9 Tips to Keep Your Plumbing From Freezing
Brrrr! If you haven’t noticed, January is the coldest month in the Detroit area. Across the state, the average temperatures range from 30 degrees during the day and 15 degrees at night.
This got us thinking about something that keeps the team at Matheson hopping in January—frozen pipes. That’s right! If you don’t take the right steps to protect your home’s plumbing system, your pipes are at risk of freezing and bursting when temperatures dip below 32 degrees.
9 Ways to Prevent Pipes From Freezing
- Make sure your thermostats are set to at least 55 degrees.
- Identify the farthest faucet from your main valve and allow it to drip cold water. Moving water prevents pipes from freezing.
- In areas without heat, make sure the pipes are insulated.
- Close inside valves that control the water supply.
- Open cupboards and vanities to warm the pipes inside or behind them.
- Open outside spigots and drain out water.
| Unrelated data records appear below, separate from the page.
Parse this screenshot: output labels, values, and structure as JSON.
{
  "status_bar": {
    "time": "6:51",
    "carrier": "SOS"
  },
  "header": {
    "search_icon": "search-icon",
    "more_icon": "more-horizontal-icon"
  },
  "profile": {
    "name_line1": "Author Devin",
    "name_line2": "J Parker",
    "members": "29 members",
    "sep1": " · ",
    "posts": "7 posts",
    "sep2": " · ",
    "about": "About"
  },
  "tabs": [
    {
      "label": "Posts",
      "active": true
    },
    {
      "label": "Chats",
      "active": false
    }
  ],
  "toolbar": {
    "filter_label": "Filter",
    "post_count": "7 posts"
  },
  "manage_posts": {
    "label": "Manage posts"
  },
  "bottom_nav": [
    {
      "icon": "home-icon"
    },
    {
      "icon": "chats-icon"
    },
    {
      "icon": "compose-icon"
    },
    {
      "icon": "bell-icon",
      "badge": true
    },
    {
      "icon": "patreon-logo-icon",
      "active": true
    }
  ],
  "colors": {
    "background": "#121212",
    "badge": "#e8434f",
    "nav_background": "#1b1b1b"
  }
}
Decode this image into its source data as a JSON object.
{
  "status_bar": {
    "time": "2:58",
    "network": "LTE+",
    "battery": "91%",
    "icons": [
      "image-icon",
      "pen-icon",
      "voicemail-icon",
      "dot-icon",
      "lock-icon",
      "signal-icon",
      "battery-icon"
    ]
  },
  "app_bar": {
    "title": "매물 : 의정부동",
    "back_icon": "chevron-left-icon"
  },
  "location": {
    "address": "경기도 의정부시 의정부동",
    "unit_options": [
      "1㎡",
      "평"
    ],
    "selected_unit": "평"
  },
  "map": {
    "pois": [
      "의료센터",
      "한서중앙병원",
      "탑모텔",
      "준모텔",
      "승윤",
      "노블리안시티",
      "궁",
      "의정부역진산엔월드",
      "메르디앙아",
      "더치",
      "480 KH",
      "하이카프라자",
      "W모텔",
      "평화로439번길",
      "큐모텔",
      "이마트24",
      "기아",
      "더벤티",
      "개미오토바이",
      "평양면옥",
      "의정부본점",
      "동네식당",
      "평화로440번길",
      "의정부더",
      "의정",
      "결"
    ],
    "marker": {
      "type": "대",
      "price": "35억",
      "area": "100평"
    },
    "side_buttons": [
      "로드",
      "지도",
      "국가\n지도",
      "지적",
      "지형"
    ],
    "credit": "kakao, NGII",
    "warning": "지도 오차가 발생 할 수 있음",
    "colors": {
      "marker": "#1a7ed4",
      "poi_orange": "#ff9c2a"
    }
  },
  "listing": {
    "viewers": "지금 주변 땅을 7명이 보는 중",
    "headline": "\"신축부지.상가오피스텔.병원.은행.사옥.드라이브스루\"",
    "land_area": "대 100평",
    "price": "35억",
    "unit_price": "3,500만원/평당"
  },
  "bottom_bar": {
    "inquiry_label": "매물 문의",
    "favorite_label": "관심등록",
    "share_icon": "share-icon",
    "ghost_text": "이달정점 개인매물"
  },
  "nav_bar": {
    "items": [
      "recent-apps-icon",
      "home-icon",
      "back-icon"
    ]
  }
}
- Keep outside valves open so any remaining water can expand without causing a break if it turns to ice.
- Make sure you know where the shut-off valves are so you can get to them quickly in an emergency.
- When there’s freezing weather in the forecast, turn off the water to outside spigots and drain all of the water from the line.
Uh-oh! It’s happened despite your best efforts. Let us help you handle those frozen pipes without causing a major disaster.
No Water? Here’s What to Do
- Find out if your neighbors are experiencing the same problem. If so, the cause is probably a main water line break. In this case, contact the water company immediately. If the neighbors aren’t affected, you probably have frozen pipes. If you don’t feel comfortable handling this problem on your own, the team at Matheson can help.
- Either way, go to the main shut-off valve and turn off your water. If you don’t know where it is, look for the main valve where the water supply enters your house. It’s usually in the basement or in a concrete box near the street. If it’s outside, use a screwdriver to lift the cover. To turn the water off, use a pipe or crescent wrench.
Bonus tip: To make sure you can find the valve in the dark, label it with fluorescent paint or tape.
- Turn on the faucet so water will flow through the pipe once the frozen section melts. This helps melt even more of the ice.
- Use your hair dryer to heat up the frozen pipe.
- Once the pipe thaws, slowly turn your water back on.
- Check for leaks or cracks in all of your pipes. If you notice leaks or pools of water, it means a burst or crack occurred because of the frozen pipe.
- If you can’t find or reach the frozen section, call Matheson. We’ll be happy to help!
At Matheson, our trained and experienced plumbers have been handling tricky plumbing problems since 1946. We’re also the high-flying aces you can rely on for your heating, indoor air quality and cooling needs. Contact us online or call 248.363.4154 to schedule an appointment today!